Passing by Lovely Gardens

 A favorite part of my day is pickup between 3 and 3:20.  Over time, my task has become walking children from their classrooms on the south side of the building to their parents waiting at the gate.  It’s a time to connect with certain children I don’t normally see throughout the day.  Some students are . . . Read More


Hybrid

For many years I’ve thought of the Seed as a hybrid.  Early on, we drew on a variety of approaches to inform our practices.  In graduate school I researched Montessori, Waldorf, and embraced the Whole Language movement.  We’ve studied the constructivist approach, based on Piaget’s theory, and added Love and Logic ® to our toolbox.  . . . Read More


From the Stars

We’re now closing in on our second week of school in its new COVID-era manifestation.  I have to say I’m totally impressed with our teachers who, under incredible responsibility/stress, are making this happen for both our in-person and virtual students.  We still have refinements to make, and we are progressing.  I want to tell you . . . Read More


Cultivating Resilience

Two weeks ago I wrote about our efforts as a staff to do what’s best for kids.  I keep thinking about this topic, and a related one—children’s mental health.  Daily I see articles about this subject, and have concerns that, amidst the focus on academic learning time lost, the mental health piece is not being addressed . . . Read More


Caring for Our Own

A devoted mother dove sits in the nest she built on a small shelf above the hose in our back yard.  She’s been there for nearly two weeks.  There were two eggs originally, and now there is one hatchling, whose eyes are still closed.  I don’t know what happened to the other one.  This mother . . . Read More


Always Sifting Sand

Over the past several weeks I’ve been writing about the playground.  I’ve described its activities, life lessons available, and all the reasons we place so much emphasis on our  extraordinary playground.  When I saw these three toddlers gazing out onto the big playground with a student intern the other day, with their similar bikes parked . . . Read More


Bringers and Builders
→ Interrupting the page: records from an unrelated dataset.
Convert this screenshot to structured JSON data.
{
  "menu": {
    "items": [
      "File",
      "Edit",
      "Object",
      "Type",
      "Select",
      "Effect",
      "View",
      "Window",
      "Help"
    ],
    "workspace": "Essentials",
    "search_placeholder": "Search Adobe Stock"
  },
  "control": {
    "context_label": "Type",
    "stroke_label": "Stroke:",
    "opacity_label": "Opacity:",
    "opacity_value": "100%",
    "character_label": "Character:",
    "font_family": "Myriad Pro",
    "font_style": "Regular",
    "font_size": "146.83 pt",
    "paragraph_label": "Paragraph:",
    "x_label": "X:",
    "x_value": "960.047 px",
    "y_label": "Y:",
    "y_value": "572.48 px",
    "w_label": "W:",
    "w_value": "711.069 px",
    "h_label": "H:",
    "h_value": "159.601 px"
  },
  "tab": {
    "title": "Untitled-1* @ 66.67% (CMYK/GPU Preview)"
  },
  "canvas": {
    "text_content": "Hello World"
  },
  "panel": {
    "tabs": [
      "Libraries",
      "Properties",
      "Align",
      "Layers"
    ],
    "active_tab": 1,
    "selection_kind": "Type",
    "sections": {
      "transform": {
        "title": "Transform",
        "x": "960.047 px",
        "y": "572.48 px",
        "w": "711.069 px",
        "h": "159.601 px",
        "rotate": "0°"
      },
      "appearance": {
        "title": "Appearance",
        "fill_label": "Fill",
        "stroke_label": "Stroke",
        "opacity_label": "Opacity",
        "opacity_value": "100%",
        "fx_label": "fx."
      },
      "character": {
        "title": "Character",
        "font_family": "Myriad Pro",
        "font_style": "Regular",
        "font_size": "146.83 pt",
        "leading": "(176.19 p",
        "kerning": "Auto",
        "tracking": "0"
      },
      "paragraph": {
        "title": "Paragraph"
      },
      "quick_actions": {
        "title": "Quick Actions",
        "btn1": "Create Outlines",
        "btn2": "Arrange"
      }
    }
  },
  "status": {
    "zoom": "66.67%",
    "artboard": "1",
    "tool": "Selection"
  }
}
 During second recess when elementary kids are on the playground, most of the older students elect to play sports.  On Monday, due to a staffing shift that day, it ended up being a free choice recess.  Several of the 3rd and 4th grade boys headed off to Gwen’s Castle.  They decided to rebuild a fort they’d . . . Read More


Counting Carrots

Exactly a year ago today, I left for India.  It was an adventure that changed my life and is still with me.  The orange-pink sunrise, the smell of rose oil, and the flapping of prayer flags in my back yard all carry me back to India.  Lately I’ve been reflecting on the year that has . . . Read More


On Fire

A few days ago I read a plea for help posted on Facebook by one of our Seed alums. She’s living in Australia.  Her post included a stunning photo of a huge plume of smoke and an article describing the fire as big as Manhattan.  I thought about her post all weekend and decided we . . . Read More


Last Night We Were Brave

Although everyone is moving a bit slower this morning, we’re all feeling the glow of last night’s performance.  The amount of effort that goes into our winter solstice production is unseen by most of our audience.  The vision, patience, and practice that fill up our December weeks came forth last night as we offered an . . . Read More


K-4 at the Seed

 We want you to know about our exceptional K-4 program.  Although we’re just entering our fourth month of the school year, it will soon be time for making decisions about the future.  In order to help families make the most informed decision about elementary school placement, we are offering a K-4 information session on Wednesday, . . . Read More


A Story Line for Each Character

Since late August, I’ve worked with the 3rd/4th graders on their writing once a week.  At the suggestion of their teacher, we jumped into a form of writing that was new to me with this age group, development of a fictional character and creating a story around that character.  In the past, I generally stuck . . . Read More